'''
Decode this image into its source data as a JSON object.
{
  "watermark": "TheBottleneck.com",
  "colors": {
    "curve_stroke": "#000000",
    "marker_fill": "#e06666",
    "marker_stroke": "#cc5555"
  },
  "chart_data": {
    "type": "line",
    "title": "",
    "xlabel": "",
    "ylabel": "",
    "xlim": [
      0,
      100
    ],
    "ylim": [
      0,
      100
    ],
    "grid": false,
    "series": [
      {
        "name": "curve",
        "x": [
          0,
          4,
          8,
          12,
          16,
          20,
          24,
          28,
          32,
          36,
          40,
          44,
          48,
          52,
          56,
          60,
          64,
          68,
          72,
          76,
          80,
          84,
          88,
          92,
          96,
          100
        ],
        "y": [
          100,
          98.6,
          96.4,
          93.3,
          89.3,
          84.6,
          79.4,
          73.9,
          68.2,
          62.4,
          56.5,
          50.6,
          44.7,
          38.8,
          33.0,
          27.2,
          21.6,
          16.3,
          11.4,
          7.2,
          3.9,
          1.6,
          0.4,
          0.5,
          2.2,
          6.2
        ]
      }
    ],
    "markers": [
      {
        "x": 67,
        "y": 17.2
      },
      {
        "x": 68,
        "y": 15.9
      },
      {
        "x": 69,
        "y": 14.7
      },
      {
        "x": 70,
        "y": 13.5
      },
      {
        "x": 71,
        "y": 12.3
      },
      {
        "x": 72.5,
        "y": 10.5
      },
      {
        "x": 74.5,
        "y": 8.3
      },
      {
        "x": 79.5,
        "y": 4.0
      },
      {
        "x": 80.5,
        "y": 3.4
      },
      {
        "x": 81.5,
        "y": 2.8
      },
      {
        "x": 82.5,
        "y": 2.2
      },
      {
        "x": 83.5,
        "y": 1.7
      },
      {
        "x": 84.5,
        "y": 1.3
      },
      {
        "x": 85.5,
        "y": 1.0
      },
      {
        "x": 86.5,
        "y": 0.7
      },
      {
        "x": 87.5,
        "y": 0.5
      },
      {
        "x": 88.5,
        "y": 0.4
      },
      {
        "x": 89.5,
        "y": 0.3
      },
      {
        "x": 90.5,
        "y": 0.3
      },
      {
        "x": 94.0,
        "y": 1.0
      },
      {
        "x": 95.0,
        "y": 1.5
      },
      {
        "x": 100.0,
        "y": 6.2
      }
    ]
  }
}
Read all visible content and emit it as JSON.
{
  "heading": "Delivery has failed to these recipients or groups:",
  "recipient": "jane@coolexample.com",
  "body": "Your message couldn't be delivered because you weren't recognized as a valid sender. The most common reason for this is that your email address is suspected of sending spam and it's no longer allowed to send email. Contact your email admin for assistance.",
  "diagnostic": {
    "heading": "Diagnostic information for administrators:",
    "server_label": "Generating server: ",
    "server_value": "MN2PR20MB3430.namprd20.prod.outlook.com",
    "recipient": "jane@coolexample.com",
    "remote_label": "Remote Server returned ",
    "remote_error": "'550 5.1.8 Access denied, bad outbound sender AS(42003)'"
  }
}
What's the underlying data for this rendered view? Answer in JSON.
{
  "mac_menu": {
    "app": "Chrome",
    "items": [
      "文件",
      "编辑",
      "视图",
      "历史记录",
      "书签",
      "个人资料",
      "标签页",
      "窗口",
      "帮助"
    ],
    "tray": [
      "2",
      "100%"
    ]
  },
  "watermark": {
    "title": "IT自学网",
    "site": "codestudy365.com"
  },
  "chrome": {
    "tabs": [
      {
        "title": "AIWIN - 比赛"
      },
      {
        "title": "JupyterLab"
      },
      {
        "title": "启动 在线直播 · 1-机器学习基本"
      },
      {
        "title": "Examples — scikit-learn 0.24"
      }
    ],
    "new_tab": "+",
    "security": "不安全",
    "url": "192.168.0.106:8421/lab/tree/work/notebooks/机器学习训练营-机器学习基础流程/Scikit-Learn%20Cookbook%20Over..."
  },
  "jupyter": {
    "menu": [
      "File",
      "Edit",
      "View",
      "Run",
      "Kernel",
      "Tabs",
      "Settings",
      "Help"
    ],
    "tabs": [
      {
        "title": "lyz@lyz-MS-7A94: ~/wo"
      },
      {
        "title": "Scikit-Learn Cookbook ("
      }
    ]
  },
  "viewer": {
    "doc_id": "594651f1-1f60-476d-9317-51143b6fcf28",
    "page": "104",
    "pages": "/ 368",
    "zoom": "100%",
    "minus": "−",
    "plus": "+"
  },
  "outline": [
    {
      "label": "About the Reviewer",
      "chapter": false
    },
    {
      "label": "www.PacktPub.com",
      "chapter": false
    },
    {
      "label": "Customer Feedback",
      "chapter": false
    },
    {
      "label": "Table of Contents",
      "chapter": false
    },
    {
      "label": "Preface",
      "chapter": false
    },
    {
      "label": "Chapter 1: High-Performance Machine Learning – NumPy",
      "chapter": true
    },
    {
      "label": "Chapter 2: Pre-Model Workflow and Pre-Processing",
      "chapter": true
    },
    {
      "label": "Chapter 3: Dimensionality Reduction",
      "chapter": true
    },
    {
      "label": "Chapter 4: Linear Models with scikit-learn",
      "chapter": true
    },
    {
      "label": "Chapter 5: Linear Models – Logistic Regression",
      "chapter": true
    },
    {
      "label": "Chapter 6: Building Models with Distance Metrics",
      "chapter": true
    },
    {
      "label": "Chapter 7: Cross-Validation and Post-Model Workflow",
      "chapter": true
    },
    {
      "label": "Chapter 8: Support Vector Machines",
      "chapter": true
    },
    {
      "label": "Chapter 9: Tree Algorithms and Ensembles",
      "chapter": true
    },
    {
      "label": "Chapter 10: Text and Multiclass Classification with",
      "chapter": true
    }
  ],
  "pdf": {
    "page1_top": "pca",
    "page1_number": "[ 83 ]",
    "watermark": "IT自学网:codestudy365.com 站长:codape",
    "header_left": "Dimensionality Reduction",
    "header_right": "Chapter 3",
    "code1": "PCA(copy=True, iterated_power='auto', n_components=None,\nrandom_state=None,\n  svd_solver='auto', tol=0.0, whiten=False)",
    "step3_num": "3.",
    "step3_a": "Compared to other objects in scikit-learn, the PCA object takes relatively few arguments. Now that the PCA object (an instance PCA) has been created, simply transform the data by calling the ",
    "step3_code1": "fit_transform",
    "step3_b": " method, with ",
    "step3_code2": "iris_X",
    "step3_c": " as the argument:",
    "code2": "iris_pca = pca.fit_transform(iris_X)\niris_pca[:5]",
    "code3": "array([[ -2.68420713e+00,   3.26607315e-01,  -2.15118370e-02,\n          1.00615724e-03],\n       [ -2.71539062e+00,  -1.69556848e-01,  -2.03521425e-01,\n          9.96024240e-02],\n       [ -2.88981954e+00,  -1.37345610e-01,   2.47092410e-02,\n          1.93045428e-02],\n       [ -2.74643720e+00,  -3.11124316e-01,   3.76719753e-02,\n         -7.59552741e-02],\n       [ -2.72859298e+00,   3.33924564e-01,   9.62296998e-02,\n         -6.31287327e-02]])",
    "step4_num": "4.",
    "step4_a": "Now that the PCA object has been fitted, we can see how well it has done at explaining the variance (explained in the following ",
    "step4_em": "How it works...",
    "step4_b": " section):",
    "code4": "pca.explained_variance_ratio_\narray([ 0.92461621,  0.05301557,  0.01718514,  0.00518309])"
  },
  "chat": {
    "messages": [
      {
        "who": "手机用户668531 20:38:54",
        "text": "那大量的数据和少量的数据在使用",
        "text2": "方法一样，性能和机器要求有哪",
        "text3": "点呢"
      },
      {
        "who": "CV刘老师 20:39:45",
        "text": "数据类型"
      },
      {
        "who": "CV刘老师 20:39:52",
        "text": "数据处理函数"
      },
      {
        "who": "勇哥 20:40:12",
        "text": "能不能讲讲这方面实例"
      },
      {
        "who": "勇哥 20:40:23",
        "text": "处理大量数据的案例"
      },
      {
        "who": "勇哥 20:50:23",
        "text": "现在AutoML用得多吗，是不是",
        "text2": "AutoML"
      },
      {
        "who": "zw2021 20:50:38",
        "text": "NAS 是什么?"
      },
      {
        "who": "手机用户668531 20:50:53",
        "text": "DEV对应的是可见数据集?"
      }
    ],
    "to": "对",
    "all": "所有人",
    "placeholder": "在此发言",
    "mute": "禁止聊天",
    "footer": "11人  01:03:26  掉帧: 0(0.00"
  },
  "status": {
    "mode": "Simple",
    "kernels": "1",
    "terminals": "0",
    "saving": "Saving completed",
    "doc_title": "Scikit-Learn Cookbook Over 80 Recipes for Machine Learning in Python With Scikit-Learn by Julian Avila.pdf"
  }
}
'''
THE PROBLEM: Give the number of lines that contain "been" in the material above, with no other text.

EXPECTED ANSWER: 2